Schools face a “headache” in light of a general election – especially if they face a “double closure” with the local elections next month, the National Association of Head Teachers (NAHT) has said.
This morning, prime minister Theresa May called a snap election for 8 June, citing the need for “strong and stable leadership” during the Brexit process.
Russell Hobby, general secretary of the NAHT, said: “It is a day of education lost. It will probably be slightly irritating that they may have already had to close for some of the local council elections.”
Schools need a reasonable amount of notice to prepare - especially if they have events or extra curriculum activities planned.
June 8th. So schools that are polling stations are having to close at short notice. Great. Was it so hard to wait until September?— gillian pearce (@gillpea) April 18, 2017
Mr Hobby added: “It is just another organisational headache for schools.They will have to get notifications out pretty quickly.”
It is often primary schools that are used as polling stations, but some concern has been raised that secondaries – which have GCSEs, AS and A-levels taking place that day – could face also disruption:
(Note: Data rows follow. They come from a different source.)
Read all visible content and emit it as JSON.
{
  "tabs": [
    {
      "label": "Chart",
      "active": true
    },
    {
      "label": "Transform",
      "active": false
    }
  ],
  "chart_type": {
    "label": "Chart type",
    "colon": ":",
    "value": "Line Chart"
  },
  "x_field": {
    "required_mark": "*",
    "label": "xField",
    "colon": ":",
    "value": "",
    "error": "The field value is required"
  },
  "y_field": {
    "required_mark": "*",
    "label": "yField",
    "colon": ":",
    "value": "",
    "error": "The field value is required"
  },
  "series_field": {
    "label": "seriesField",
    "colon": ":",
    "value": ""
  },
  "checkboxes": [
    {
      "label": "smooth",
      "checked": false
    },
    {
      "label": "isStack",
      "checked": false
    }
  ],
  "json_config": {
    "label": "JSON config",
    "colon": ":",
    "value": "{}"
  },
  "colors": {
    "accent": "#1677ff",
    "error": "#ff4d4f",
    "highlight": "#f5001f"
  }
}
June 8th is bang in the middle of exams, what happens to people whose schools are polling stations? This is a bit of a mess— :D (@2quidhmk) April 18, 2017
Wait a minute - isn't June when the schools sit their exams? The polling booths will have to be set up in the car-parks then. #Election— Sharon Owens (@SOwensWriter) April 18, 2017
Malcolm Trobe, deputy general secretary of the Association of School and College Leaders (ASCL), said: "It is potentially incovenient as it is happening at exam time. However, it is a time when not all the students are in school because of examinations."
On Thursday June 8, students will sit GCSE exams in maths, economics and psychology. And sixth-formers will sit a number of exams - including government and politics.
If used as polling stations, secondary schools will close off a small area away from the exams, Mr Trobe said.
He added: "It is more of an inconvenience for primary schools as they would normally make it a staff training day but there is not enough time to do this now."